Fort Dauphin - Tuléar, Day Three
Thursday, October 19th, 2000
It is the hottest day so far. After darting over a long sand road, we arrived in a village called Beheloka. Most people who live here are fishermen which explains the many carefully constructed, colourfully painted pirogues. The seawater appears so clear from up close that, with the white sand underneath, it almost glows in a bright green.
Again, we passed an area with dipped shrubs but not into flour this time but into reddish makeup powder. Later on, the density of the vegetation decreased tremendously and only a few trees were left standing. Inbetween these trees, there were dirt hills.
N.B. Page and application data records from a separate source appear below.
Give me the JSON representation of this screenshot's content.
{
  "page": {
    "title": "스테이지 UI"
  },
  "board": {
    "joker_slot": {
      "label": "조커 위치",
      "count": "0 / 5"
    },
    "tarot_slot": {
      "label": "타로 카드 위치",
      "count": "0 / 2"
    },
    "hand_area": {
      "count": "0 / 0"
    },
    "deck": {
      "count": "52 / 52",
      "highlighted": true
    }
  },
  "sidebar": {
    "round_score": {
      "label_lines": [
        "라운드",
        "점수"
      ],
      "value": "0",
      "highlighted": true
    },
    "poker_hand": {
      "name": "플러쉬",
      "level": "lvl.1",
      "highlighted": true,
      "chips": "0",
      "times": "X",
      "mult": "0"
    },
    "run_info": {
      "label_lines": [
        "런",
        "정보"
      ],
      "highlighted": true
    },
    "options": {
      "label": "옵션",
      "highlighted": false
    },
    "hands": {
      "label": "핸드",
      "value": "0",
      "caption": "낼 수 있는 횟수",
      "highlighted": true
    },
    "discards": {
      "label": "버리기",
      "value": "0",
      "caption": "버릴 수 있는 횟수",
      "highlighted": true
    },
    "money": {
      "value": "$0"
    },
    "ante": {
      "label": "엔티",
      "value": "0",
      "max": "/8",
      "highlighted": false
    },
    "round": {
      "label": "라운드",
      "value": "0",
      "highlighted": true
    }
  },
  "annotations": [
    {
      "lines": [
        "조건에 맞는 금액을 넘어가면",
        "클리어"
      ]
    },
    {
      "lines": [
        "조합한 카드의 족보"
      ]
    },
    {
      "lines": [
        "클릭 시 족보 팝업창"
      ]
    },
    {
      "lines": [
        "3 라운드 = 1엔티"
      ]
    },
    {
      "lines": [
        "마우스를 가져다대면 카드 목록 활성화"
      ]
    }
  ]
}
They were all over the place an finally, upon asking, I learned that they were termite hills with thousands of interior paths (the inside looks like something between a sponge and a Swiss cheese).
A modified baobab
Under a rock, we found some scorpions.